Thomas stands on the second tier of Structure II
Jade burial mask from Calakmul on display at Museo Arqueologico de Campeche
Tony on Structure I, the actual tallest Mayan pyramid in Mexico
Mummy from Calakmul on display at Museo Arqueologico de Campeche
Structure II rise out of the jungle
Tony on Structure II with Structure I in the distance
Tips for Visiting Calakmul and the Surrounding Area
To be blunt, someone who seems like a frustrated golf course designer is sweeping through the Yucatan Peninsula “upgrading” many of the archaeological sites with paved walkways, purple yuccas, and signs saying “Don’t Climb”. Uggggh!!! In other words, get to Calakmul fast. This person has already hit many of the remote sites, and it sure doesn’t feel like an upgrade to us. As of May 2014, most of the sites around Xpujil had not been affected. We heard many rumors that there may even be an across-the-board ban on climbing all pyramids throughout the Yucatan Peninsula in the near future. (No, say it ain’t so!!!)
If you want to see wildlife, you have to look for it. We saw several groups of spider monkeys and a couple glimpses of howlers, but the remoteness of Calakmul means that animals are still relatively shy, so you have to be quiet and keep your ears open. Also, before you go, learn to recognize the unique sound of a toucan to help you locate them. And if you want to see wildlife on the road in, try to be the first car through the gates. If you end up with a car in front of you, pull over and wait a few minutes to let them move on. Within a few minutes, that wildlife will start coming back out onto the road.

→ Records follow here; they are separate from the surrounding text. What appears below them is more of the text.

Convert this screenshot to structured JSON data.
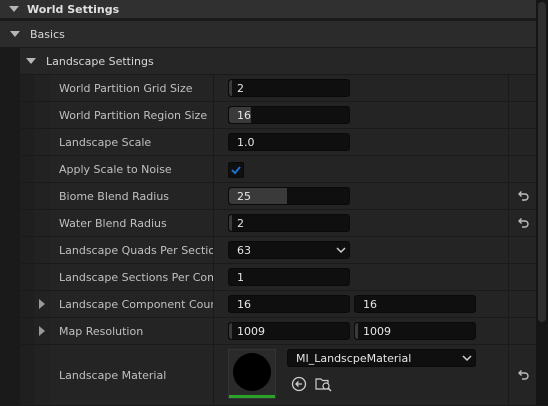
{
  "world_settings": {
    "title": "World Settings"
  },
  "basics": {
    "title": "Basics"
  },
  "landscape_settings": {
    "title": "Landscape Settings"
  },
  "properties": [
    {
      "label": "World Partition Grid Size",
      "value": "2",
      "fill": 0.02
    },
    {
      "label": "World Partition Region Size",
      "value": "16",
      "fill": 0.18
    },
    {
      "label": "Landscape Scale",
      "value": "1.0",
      "fill": 0
    },
    {
      "label": "Apply Scale to Noise",
      "checked": true
    },
    {
      "label": "Biome Blend Radius",
      "value": "25",
      "fill": 0.48
    },
    {
      "label": "Water Blend Radius",
      "value": "2",
      "fill": 0.02
    },
    {
      "label": "Landscape Quads Per Section",
      "value": "63"
    },
    {
      "label": "Landscape Sections Per Com...",
      "value": "1"
    },
    {
      "label": "Landscape Component Count",
      "value_x": "16",
      "value_y": "16"
    },
    {
      "label": "Map Resolution",
      "value_x": "1009",
      "value_y": "1009"
    },
    {
      "label": "Landscape Material",
      "asset": "MI_LandscpeMaterial"
    }
  ],
  "colors": {
    "accent": "#1f6fd1",
    "thumbnail_bar": "#2aa32a"
  },
  "icons": {
    "collapse": "chevron-down-icon",
    "expand": "chevron-right-icon",
    "reset": "reset-to-default-icon",
    "use_selected": "use-selected-asset-icon",
    "browse": "browse-asset-icon"
  }
}
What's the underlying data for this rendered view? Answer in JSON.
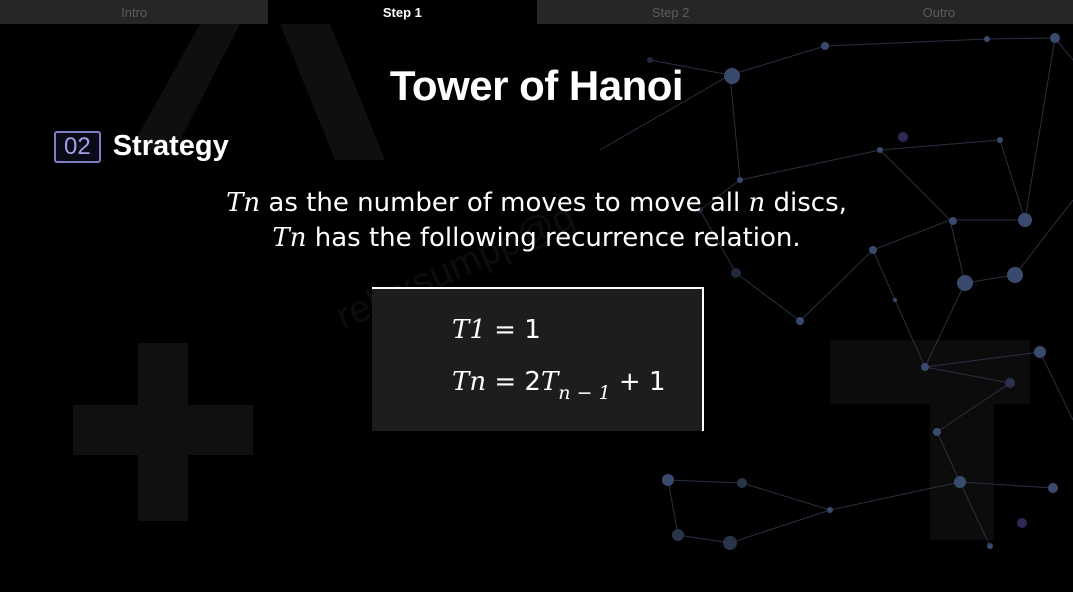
{
  "tabs": [
    {
      "label": "Intro"
    },
    {
      "label": "Step 1"
    },
    {
      "label": "Step 2"
    },
    {
      "label": "Outro"
    }
  ],
  "active_tab": "Step 1",
  "title": "Tower of Hanoi",
  "section": {
    "number": "02",
    "title": "Strategy"
  },
  "description": {
    "line1": {
      "var1": "Tn",
      "text1": " as the number of moves to move all ",
      "var2": "n",
      "text2": " discs,"
    },
    "line2": {
      "var1": "Tn",
      "text1": " has the following recurrence relation."
    }
  },
  "equations": {
    "eq1": {
      "lhs": "T1",
      "rest": " = 1"
    },
    "eq2": {
      "lhs": "Tn",
      "mid": " = 2",
      "t": "T",
      "sub": "n − 1",
      "tail": " + 1"
    }
  },
  "watermark": "relexsumpp@g",
  "colors": {
    "accent": "#7d7ec4",
    "tab_inactive": "#262626",
    "box": "#1d1d1d"
  }
}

To visit Calakmul (and many other remote sites near Xpujil), you really need a car. You could hire a taxi in Xpujil, but that will be expensive and rushed. It’s best to plan a full day for Calakmul starting in Xpujil or Conhuas (wildlife enthusiasts and birders might want more). It takes longer than you think to drive in and out. The speed limit on much of the park road is 30 km per hour. Speeding is a BAD idea because of the potholes, blind curves, and wildlife. For those who want an early start and don’t want to stay at the expensive Hotel Puerta Calakmul, simple bungalows (300 pesos) with loud roosters are available in Conhuas.

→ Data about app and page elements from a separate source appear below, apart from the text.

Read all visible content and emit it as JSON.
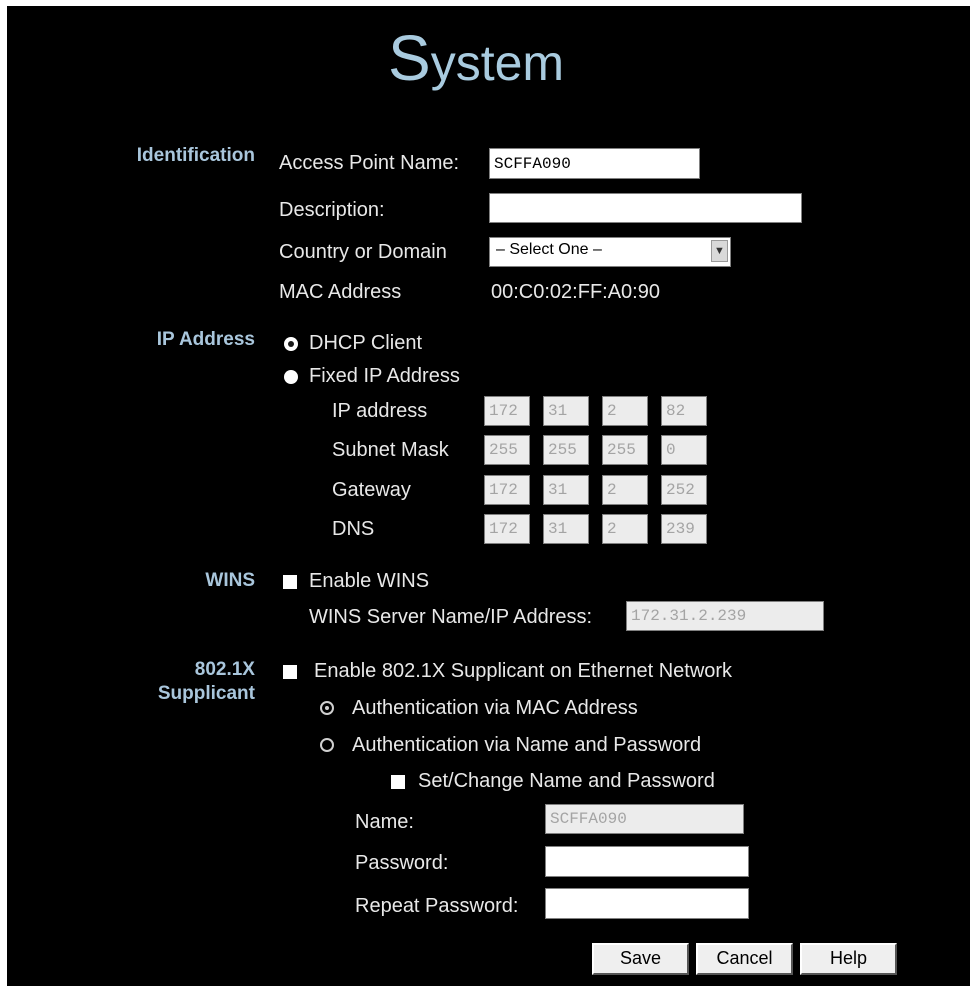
{
  "page": {
    "title_initial": "S",
    "title_rest": "ystem"
  },
  "identification": {
    "section_label": "Identification",
    "ap_name_label": "Access Point Name:",
    "ap_name_value": "SCFFA090",
    "description_label": "Description:",
    "description_value": "",
    "country_label": "Country or Domain",
    "country_value": "– Select One –",
    "mac_label": "MAC Address",
    "mac_value": "00:C0:02:FF:A0:90"
  },
  "ip": {
    "section_label": "IP Address",
    "dhcp_label": "DHCP Client",
    "dhcp_selected": true,
    "fixed_label": "Fixed IP Address",
    "fixed_selected": false,
    "rows": [
      {
        "label": "IP address",
        "octets": [
          "172",
          "31",
          "2",
          "82"
        ]
      },
      {
        "label": "Subnet Mask",
        "octets": [
          "255",
          "255",
          "255",
          "0"
        ]
      },
      {
        "label": "Gateway",
        "octets": [
          "172",
          "31",
          "2",
          "252"
        ]
      },
      {
        "label": "DNS",
        "octets": [
          "172",
          "31",
          "2",
          "239"
        ]
      }
    ]
  },
  "wins": {
    "section_label": "WINS",
    "enable_label": "Enable WINS",
    "enabled": false,
    "server_label": "WINS Server Name/IP Address:",
    "server_value": "172.31.2.239"
  },
  "supplicant": {
    "section_label_1": "802.1X",
    "section_label_2": "Supplicant",
    "enable_label": "Enable 802.1X Supplicant on Ethernet Network",
    "enabled": false,
    "auth_mac_label": "Authentication via MAC Address",
    "auth_mac_selected": true,
    "auth_name_label": "Authentication via Name and Password",
    "auth_name_selected": false,
    "set_change_label": "Set/Change Name and Password",
    "set_change_checked": false,
    "name_label": "Name:",
    "name_value": "SCFFA090",
    "password_label": "Password:",
    "password_value": "",
    "repeat_label": "Repeat Password:",
    "repeat_value": ""
  },
  "buttons": {
    "save": "Save",
    "cancel": "Cancel",
    "help": "Help"
  },
  "colors": {
    "background": "#000000",
    "section_label": "#a9c6dc",
    "text": "#e8e8e8"
  }
}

For ruin junkies Becan, Balamku, Chicanna, Hormiguero, Xpujil, Dzibanche, Kohunlich are all great. Hormiguero is also great for wildlife. It appears that Rio Bec is now easier to visit independently, but we discovered that too late. The back road 269 from Xpujil via the Chenes sites to Campeche is currently in VERY bad condition with massive potholes, but offered some great wildlife including turkeys, two huge snakes (not pythons), Brocket deer, and great birdlife.
As with many larger Mexican archaeological sites, Calakmul has an incomprehensible multi-ticket system which invites complaints from visitors. Here’s the breakdown:

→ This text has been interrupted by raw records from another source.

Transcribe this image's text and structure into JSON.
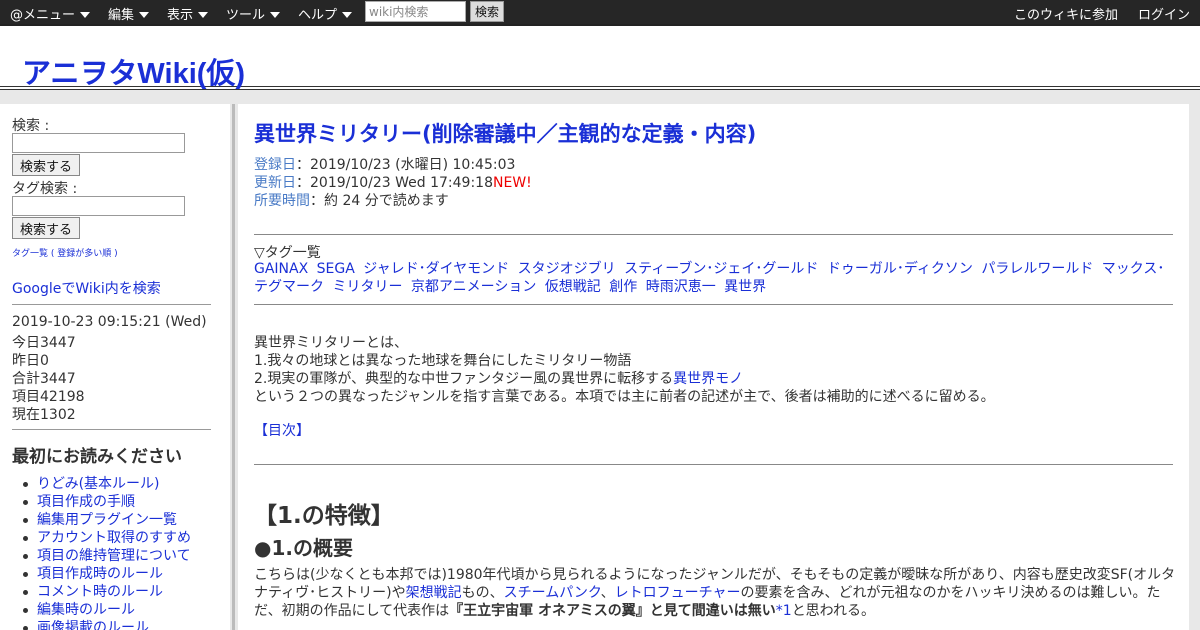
{
  "topbar": {
    "menus": [
      {
        "label": "@メニュー"
      },
      {
        "label": "編集"
      },
      {
        "label": "表示"
      },
      {
        "label": "ツール"
      },
      {
        "label": "ヘルプ"
      }
    ],
    "search_placeholder": "wiki内検索",
    "search_button": "検索",
    "join_link": "このウィキに参加",
    "login_link": "ログイン"
  },
  "site": {
    "title": "アニヲタWiki(仮)"
  },
  "sidebar": {
    "search_label": "検索 :",
    "search_button": "検索する",
    "tag_search_label": "タグ検索 :",
    "tag_search_button": "検索する",
    "taglist_link": "タグ一覧 ( 登録が多い順 )",
    "google_link": "GoogleでWiki内を検索",
    "stats": {
      "datetime": "2019-10-23 09:15:21 (Wed)",
      "today": "今日3447",
      "yesterday": "昨日0",
      "total": "合計3447",
      "items": "項目42198",
      "current": "現在1302"
    },
    "heading": "最初にお読みください",
    "links": [
      "りどみ(基本ルール)",
      "項目作成の手順",
      "編集用プラグイン一覧",
      "アカウント取得のすすめ",
      "項目の維持管理について",
      "項目作成時のルール",
      "コメント時のルール",
      "編集時のルール",
      "画像掲載のルール"
    ]
  },
  "article": {
    "title": "異世界ミリタリー(削除審議中／主観的な定義・内容)",
    "registered_label": "登録日",
    "registered_value": "：2019/10/23 (水曜日) 10:45:03",
    "updated_label": "更新日",
    "updated_value": "：2019/10/23 Wed 17:49:18",
    "updated_new": "NEW!",
    "readtime_label": "所要時間",
    "readtime_value": "：約 24 分で読めます",
    "tags_heading": "▽タグ一覧",
    "tags": [
      "GAINAX",
      "SEGA",
      "ジャレド･ダイヤモンド",
      "スタジオジブリ",
      "スティーブン･ジェイ･グールド",
      "ドゥーガル･ディクソン",
      "パラレルワールド",
      "マックス･テグマーク",
      "ミリタリー",
      "京都アニメーション",
      "仮想戦記",
      "創作",
      "時雨沢恵一",
      "異世界"
    ],
    "intro_1": "異世界ミリタリーとは、",
    "intro_2": "1.我々の地球とは異なった地球を舞台にしたミリタリー物語",
    "intro_3_a": "2.現実の軍隊が、典型的な中世ファンタジー風の異世界に転移する",
    "intro_3_link": "異世界モノ",
    "intro_4": "という２つの異なったジャンルを指す言葉である。本項では主に前者の記述が主で、後者は補助的に述べるに留める。",
    "toc": "【目次】",
    "h2": "【1.の特徴】",
    "h3": "●1.の概要",
    "para_a": "こちらは(少なくとも本邦では)1980年代頃から見られるようになったジャンルだが、そもそもの定義が曖昧な所があり、内容も歴史改変SF(オルタナティヴ･ヒストリー)や",
    "para_link1": "架想戦記",
    "para_b": "もの、",
    "para_link2": "スチームパンク",
    "para_c": "、",
    "para_link3": "レトロフューチャー",
    "para_d": "の要素を含み、どれが元祖なのかをハッキリ決めるのは難しい。ただ、初期の作品にして代表作は",
    "para_bold": "『王立宇宙軍 オネアミスの翼』と見て間違いは無い",
    "para_fn": "*1",
    "para_e": "と思われる。"
  }
}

Fees at turnoff checkpoint:
Road maintenance fee – 56 pesos per car
Fee to cross private land – 28 pesos per person
Fee at museum checkpoint:
Biosphere Reserve fee – 56 pesos per person
Fee at Calakmul archaeological site:
Monument fee – 56 pesos per person
TOTAL: 336 pesos ($26) for two people in one car
Let us know if it changes in the comment section below.